| Work order |
In your copy of the data, omit the pictures and keep all else exactly as given.
*** Opening Records shown ***
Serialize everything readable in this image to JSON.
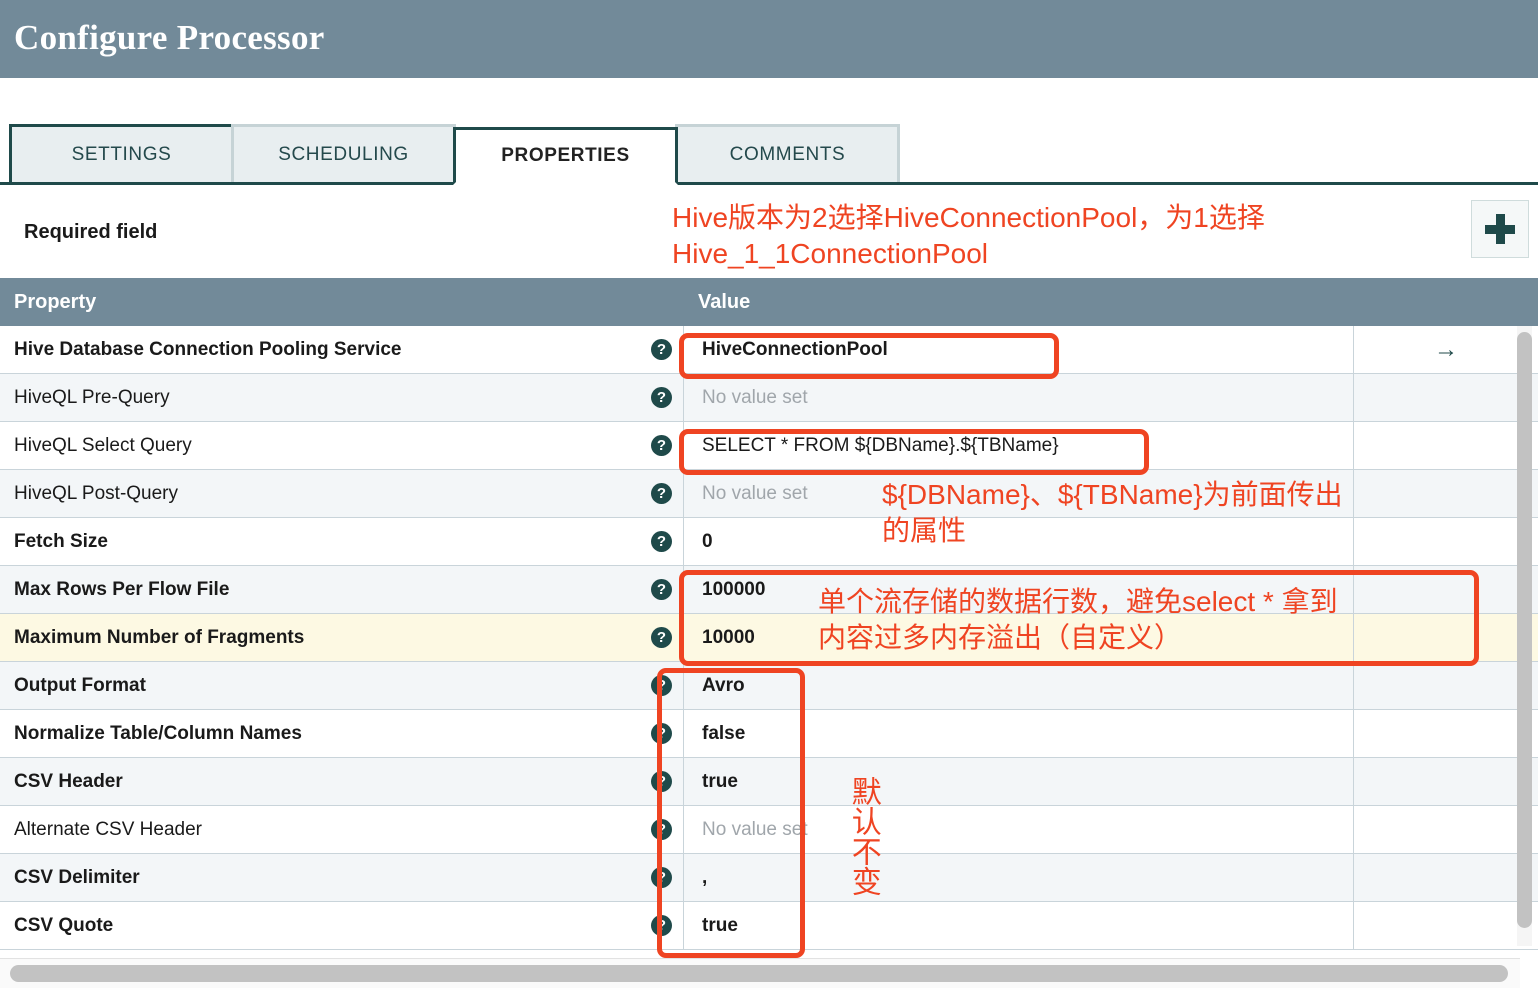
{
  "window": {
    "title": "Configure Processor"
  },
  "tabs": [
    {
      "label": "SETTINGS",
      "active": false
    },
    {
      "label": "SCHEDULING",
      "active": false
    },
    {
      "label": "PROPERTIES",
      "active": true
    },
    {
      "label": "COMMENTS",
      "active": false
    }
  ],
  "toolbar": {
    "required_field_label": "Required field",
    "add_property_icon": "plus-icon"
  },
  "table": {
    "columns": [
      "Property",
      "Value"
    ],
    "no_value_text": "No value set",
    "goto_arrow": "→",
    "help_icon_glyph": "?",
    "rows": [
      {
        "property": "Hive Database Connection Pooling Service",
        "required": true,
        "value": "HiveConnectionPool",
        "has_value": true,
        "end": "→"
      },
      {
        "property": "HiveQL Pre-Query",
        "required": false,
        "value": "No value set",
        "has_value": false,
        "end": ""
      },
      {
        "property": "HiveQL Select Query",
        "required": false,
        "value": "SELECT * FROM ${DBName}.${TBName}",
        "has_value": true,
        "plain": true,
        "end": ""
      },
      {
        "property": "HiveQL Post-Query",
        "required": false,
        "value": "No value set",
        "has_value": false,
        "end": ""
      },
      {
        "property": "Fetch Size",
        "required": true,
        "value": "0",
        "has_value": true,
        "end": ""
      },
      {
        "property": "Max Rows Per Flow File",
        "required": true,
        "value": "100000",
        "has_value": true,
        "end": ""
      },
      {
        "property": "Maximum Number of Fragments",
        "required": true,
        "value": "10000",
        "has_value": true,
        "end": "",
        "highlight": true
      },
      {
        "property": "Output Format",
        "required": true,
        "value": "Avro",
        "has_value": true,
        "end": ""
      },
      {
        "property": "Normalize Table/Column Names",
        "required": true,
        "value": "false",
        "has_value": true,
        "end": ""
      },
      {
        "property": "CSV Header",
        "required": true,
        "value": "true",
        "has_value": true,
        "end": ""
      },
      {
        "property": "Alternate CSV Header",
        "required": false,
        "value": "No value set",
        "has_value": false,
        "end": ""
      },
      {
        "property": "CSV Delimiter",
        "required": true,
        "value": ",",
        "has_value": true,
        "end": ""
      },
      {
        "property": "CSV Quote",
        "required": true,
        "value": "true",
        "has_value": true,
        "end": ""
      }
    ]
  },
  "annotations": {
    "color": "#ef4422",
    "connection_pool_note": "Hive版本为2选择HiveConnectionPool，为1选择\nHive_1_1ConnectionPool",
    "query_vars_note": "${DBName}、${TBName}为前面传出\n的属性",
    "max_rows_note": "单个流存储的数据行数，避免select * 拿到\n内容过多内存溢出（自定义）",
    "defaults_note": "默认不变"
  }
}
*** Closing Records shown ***
| Answer section |
Serialize everything readable in this image to JSON.
{
  "window": {
    "title": "Configure Processor"
  },
  "tabs": [
    {
      "label": "SETTINGS",
      "active": false
    },
    {
      "label": "SCHEDULING",
      "active": false
    },
    {
      "label": "PROPERTIES",
      "active": true
    },
    {
      "label": "COMMENTS",
      "active": false
    }
  ],
  "toolbar": {
    "required_field_label": "Required field",
    "add_property_icon": "plus-icon"
  },
  "table": {
    "columns": [
      "Property",
      "Value"
    ],
    "no_value_text": "No value set",
    "goto_arrow": "→",
    "help_icon_glyph": "?",
    "rows": [
      {
        "property": "Hive Database Connection Pooling Service",
        "required": true,
        "value": "HiveConnectionPool",
        "has_value": true,
        "end": "→"
      },
      {
        "property": "HiveQL Pre-Query",
        "required": false,
        "value": "No value set",
        "has_value": false,
        "end": ""
      },
      {
        "property": "HiveQL Select Query",
        "required": false,
        "value": "SELECT * FROM ${DBName}.${TBName}",
        "has_value": true,
        "plain": true,
        "end": ""
      },
      {
        "property": "HiveQL Post-Query",
        "required": false,
        "value": "No value set",
        "has_value": false,
        "end": ""
      },
      {
        "property": "Fetch Size",
        "required": true,
        "value": "0",
        "has_value": true,
        "end": ""
      },
      {
        "property": "Max Rows Per Flow File",
        "required": true,
        "value": "100000",
        "has_value": true,
        "end": ""
      },
      {
        "property": "Maximum Number of Fragments",
        "required": true,
        "value": "10000",
        "has_value": true,
        "end": "",
        "highlight": true
      },
      {
        "property": "Output Format",
        "required": true,
        "value": "Avro",
        "has_value": true,
        "end": ""
      },
      {
        "property": "Normalize Table/Column Names",
        "required": true,
        "value": "false",
        "has_value": true,
        "end": ""
      },
      {
        "property": "CSV Header",
        "required": true,
        "value": "true",
        "has_value": true,
        "end": ""
      },
      {
        "property": "Alternate CSV Header",
        "required": false,
        "value": "No value set",
        "has_value": false,
        "end": ""
      },
      {
        "property": "CSV Delimiter",
        "required": true,
        "value": ",",
        "has_value": true,
        "end": ""
      },
      {
        "property": "CSV Quote",
        "required": true,
        "value": "true",
        "has_value": true,
        "end": ""
      }
    ]
  },
  "annotations": {
    "color": "#ef4422",
    "connection_pool_note": "Hive版本为2选择HiveConnectionPool，为1选择\nHive_1_1ConnectionPool",
    "query_vars_note": "${DBName}、${TBName}为前面传出\n的属性",
    "max_rows_note": "单个流存储的数据行数，避免select * 拿到\n内容过多内存溢出（自定义）",
    "defaults_note": "默认不变"
  }
}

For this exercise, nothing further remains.